Economic myths: The impact of increasing government spending on economic growth

A sane person can tell the difference between government spending/activities which help the economy; which harm the economy; and which are just transfer payments (welfare, which in turn can either help, harm or be neutral). The avowedly non-partisan economics help gives some examples in each category and attempts to explain why.

As per usual, the lefties want more government spending/bigger government and claim that nonsense like the 'multiplier effect' will help grow the economy; and the right wingers (claim to) want lower government spending/smaller government and claim that this will help the economy.

Neither side distinguishes properly between good, bad and neutral government spending/activity, and both sides put forward their supposedly empirical studies showing whatever it is they want them to show.

What strikes me is that these studies, however scrupulously done, are missing the point - they are confusing cause and effect i.e. countries have generous welfare systems because they are wealthy; countries are not wealthy because they have generous welfare systems. With infrastructure, it is a a feedback thing, the government has to push through roads, sewage systems, national grid to get things kick-started, which then creates more wealth that can be spent on improving them.

So the overall tendency in democratic countries is for government spending to increase as a proportion of GDP when the economy grows. Whether you think this is a good thing or a bad thing is an entirely different topic, but I suppose it's just human nature.
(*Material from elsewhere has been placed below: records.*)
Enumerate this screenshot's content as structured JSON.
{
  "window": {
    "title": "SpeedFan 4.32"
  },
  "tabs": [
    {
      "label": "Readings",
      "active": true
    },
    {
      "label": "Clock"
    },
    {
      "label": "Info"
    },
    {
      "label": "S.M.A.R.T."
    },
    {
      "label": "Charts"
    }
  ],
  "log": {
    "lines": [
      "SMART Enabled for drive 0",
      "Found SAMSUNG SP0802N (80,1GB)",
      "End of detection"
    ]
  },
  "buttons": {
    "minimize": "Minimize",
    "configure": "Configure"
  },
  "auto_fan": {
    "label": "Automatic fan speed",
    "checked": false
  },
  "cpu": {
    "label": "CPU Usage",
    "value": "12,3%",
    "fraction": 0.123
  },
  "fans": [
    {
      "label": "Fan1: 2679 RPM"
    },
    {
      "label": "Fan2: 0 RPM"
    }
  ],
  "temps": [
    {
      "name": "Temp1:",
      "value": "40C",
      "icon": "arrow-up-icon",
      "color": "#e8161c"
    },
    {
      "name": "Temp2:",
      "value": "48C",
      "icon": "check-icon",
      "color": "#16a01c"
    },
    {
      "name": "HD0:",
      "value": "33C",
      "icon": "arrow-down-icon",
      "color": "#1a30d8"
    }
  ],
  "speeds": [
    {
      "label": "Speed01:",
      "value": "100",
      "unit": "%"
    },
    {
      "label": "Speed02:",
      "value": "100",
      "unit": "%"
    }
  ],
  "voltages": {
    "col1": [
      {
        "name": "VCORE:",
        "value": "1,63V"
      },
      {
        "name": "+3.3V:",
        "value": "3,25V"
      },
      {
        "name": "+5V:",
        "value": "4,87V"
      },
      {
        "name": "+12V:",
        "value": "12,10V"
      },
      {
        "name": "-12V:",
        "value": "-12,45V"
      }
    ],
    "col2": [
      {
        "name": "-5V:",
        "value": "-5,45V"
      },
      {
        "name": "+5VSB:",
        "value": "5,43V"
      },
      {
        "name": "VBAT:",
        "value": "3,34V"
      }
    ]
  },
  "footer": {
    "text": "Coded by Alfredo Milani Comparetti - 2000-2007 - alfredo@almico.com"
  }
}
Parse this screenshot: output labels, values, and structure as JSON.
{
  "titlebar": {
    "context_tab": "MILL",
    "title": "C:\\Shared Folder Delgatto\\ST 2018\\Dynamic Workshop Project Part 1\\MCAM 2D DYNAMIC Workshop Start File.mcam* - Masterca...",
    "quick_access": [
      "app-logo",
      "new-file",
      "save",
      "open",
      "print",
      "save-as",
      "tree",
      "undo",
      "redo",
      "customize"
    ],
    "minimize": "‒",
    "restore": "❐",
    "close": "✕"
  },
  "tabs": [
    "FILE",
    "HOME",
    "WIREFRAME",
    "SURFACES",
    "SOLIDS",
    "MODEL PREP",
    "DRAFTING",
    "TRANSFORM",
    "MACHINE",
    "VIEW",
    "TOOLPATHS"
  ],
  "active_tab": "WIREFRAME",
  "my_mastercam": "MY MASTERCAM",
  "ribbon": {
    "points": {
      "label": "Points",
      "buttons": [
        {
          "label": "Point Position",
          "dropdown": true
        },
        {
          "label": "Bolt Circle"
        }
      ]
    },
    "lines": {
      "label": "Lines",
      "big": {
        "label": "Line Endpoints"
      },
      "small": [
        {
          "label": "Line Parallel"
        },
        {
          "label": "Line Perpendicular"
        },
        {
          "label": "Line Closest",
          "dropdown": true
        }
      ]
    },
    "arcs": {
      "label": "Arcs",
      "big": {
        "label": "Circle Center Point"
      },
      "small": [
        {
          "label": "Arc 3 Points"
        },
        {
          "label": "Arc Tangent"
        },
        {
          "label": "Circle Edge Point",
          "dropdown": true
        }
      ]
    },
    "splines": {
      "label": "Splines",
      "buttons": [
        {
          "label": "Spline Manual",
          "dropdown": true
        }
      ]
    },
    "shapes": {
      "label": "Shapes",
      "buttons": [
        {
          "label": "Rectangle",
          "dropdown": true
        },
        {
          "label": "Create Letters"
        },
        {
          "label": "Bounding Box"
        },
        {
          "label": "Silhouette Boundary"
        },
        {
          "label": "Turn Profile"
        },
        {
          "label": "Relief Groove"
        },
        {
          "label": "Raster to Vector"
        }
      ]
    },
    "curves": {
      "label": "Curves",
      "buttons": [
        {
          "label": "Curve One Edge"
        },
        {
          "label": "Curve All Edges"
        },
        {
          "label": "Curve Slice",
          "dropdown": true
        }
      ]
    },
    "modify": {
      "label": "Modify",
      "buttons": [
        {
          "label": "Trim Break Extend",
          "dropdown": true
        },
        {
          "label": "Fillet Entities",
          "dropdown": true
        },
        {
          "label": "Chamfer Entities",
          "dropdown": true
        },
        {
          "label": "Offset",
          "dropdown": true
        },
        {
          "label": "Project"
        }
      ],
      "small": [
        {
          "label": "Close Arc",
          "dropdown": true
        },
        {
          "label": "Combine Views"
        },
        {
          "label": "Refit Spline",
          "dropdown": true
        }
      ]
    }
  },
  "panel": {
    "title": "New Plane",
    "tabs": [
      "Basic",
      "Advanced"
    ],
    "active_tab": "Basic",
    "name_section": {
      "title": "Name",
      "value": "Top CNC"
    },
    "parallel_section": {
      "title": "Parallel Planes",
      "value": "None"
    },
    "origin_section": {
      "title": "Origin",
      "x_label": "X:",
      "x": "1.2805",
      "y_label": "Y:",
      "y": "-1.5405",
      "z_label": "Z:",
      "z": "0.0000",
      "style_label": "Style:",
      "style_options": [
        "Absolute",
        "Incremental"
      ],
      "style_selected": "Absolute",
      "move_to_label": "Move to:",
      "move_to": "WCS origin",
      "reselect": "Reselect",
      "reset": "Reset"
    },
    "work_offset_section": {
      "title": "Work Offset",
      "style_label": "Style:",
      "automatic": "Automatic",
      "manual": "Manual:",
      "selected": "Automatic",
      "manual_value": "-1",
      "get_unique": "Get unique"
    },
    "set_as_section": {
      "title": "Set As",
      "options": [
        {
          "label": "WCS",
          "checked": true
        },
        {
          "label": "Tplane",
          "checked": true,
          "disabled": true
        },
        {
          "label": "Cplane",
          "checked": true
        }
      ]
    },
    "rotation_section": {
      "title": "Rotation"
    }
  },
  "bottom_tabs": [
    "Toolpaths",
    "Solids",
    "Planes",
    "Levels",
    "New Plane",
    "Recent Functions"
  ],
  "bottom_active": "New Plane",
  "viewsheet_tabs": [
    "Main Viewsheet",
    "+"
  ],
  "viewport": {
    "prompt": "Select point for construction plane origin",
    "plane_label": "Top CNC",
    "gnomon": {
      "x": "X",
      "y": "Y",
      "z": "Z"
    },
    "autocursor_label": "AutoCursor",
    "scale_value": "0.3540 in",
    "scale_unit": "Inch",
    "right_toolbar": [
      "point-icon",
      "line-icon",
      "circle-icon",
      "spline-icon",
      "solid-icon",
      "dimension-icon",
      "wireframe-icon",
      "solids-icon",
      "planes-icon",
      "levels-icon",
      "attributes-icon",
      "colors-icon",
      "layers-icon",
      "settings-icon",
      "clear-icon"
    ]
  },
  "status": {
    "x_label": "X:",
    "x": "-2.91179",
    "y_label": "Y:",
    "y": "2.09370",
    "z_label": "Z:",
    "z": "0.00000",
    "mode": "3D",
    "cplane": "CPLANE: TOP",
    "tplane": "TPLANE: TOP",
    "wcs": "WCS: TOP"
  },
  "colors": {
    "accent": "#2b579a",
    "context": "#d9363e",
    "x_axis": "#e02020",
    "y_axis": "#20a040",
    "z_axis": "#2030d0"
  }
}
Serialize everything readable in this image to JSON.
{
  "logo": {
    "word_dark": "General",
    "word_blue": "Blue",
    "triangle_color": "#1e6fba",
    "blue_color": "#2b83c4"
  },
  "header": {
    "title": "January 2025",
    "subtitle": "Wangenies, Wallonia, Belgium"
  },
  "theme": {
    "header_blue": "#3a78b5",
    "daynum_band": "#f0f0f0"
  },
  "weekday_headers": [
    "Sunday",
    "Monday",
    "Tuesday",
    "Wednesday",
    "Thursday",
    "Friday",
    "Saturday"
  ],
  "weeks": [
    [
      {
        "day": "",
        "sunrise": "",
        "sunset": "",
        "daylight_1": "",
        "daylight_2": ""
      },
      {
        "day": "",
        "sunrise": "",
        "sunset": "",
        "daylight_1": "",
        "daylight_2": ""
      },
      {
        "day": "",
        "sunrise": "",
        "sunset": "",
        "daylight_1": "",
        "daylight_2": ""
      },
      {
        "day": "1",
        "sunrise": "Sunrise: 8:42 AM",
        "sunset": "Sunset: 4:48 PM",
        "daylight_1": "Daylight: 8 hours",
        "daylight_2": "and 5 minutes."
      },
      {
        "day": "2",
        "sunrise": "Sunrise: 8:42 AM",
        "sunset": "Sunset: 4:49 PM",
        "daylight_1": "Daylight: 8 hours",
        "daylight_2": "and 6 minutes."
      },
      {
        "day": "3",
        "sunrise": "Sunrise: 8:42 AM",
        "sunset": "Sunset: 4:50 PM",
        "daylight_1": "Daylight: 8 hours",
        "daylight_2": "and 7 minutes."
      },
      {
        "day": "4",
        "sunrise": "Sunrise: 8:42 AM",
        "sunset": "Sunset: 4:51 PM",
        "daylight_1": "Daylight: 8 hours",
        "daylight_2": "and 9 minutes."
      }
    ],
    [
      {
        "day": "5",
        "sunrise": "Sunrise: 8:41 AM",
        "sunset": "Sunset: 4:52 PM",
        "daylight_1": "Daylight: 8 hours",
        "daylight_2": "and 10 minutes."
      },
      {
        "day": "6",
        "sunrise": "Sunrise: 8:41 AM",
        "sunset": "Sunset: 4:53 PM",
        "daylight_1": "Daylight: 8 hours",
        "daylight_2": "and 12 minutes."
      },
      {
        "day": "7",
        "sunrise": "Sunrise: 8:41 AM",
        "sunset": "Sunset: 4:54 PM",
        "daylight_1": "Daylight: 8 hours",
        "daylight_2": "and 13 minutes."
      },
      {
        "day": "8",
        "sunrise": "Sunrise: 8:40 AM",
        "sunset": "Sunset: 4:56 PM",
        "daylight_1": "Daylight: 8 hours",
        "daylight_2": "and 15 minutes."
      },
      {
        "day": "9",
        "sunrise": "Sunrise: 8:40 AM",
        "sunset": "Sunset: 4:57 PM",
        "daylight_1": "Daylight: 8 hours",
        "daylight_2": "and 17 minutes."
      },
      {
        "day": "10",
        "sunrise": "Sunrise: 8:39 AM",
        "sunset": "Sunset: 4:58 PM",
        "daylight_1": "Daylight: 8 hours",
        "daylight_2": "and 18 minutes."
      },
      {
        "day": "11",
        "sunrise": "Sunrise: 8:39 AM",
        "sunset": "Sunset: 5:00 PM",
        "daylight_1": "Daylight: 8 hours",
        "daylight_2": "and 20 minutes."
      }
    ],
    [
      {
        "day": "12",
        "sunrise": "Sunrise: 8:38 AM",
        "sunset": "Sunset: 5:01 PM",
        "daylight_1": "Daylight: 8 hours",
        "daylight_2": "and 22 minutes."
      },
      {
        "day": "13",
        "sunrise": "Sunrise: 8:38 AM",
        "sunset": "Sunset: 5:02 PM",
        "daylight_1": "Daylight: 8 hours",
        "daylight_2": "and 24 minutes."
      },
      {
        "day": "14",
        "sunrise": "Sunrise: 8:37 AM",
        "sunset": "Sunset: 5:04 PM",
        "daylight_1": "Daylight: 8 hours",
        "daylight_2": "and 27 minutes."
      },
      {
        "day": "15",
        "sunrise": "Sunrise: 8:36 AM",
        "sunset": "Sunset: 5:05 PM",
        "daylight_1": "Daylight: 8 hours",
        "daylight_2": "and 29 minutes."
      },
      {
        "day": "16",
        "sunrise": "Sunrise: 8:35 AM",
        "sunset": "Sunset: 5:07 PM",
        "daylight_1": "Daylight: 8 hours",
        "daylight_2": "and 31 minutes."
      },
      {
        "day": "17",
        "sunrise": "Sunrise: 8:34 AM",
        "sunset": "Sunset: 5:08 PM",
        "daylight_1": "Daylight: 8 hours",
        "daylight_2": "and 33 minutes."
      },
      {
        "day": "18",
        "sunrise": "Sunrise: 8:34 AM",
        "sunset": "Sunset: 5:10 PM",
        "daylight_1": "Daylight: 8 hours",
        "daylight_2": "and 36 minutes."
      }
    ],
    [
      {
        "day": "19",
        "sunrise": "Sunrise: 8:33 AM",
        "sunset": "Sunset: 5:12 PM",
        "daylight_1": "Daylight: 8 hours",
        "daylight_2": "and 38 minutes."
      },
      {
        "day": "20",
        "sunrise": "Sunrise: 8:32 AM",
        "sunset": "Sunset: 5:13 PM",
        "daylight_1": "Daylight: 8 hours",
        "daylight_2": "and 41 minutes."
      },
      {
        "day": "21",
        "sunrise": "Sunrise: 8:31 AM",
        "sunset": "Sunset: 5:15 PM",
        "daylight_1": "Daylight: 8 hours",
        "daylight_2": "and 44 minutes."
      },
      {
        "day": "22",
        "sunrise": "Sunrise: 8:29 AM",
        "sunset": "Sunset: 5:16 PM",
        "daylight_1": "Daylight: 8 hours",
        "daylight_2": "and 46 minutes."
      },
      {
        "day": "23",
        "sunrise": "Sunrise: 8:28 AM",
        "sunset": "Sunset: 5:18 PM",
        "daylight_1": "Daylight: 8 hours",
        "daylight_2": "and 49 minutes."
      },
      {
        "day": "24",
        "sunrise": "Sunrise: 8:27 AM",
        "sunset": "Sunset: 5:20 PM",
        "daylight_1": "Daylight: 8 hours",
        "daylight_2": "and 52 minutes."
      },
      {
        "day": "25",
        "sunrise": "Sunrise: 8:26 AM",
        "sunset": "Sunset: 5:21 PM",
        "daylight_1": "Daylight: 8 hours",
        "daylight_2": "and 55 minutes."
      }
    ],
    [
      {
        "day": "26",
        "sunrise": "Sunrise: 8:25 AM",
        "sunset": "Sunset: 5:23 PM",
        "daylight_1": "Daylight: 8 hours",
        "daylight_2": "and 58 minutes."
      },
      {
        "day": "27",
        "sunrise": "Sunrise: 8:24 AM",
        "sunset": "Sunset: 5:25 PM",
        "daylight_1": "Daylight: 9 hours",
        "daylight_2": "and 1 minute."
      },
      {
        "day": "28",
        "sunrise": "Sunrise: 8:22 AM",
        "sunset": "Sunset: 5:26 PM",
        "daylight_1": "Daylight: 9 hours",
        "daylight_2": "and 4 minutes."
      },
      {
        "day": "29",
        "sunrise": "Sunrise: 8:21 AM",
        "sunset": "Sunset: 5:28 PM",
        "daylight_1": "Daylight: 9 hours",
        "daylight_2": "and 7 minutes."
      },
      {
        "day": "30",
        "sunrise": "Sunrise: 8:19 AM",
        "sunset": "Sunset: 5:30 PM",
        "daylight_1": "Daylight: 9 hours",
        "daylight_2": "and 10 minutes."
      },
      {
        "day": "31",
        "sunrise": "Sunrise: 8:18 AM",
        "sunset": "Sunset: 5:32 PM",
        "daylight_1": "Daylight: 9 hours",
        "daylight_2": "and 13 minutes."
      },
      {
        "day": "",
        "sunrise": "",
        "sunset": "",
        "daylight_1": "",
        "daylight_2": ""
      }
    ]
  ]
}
Voters want stuff and politicians love bribing them with their own money. The more surplus there is above the subsistence minimum, the more can be collected in tax without triggering a revolution.


Dinero said...

" Surplus above a minimum ..." sounds similar the the accounting of Ricardos law of rent.

Here's something to make you laugh.

Its not a cash mountain for TFL it a Liability for TFL. Unless they keep oyster cards payments in a fund.

Mark Wadsworth said...

Din, true. The passenger's unused prepayment (asset) is tfl's liability.

James Higham said...

"Voters want stuff and politicians love bribing them with their own money."

In one.

Dr Evil said...

I want reduced taxation. I want to keep my money and spend it how I wish rather than have it given to a Swiss bank in the name of an African/Asian dictator. It really is that simple. If anyone should piss my money up a wall it should be me, not some government lackey.

Mark Wadsworth said...

Dr E, yes, everybody says they want to pay less tax and identifies some items of public spending they disagree with*.

But politicians have worked out that people are so stupid, while they grumble about paying for everybody else's goodies, what decides their vote is which party offers each group the most goodies. If the pol's from one party threaten take those away the goodies from any group, that group then votes for the other party. So we all end up paying for each other's goodies while grumbling about them.

* My suspicion is that at least a fifth or maybe even a quarter of all government spending is waste and theft i.e. of no faintest benefit to anybody outside the public sector, and that includes the aid budget.

Dinero said...

It also tallies with government spending having a large sensitivity to fluctuations in GDP.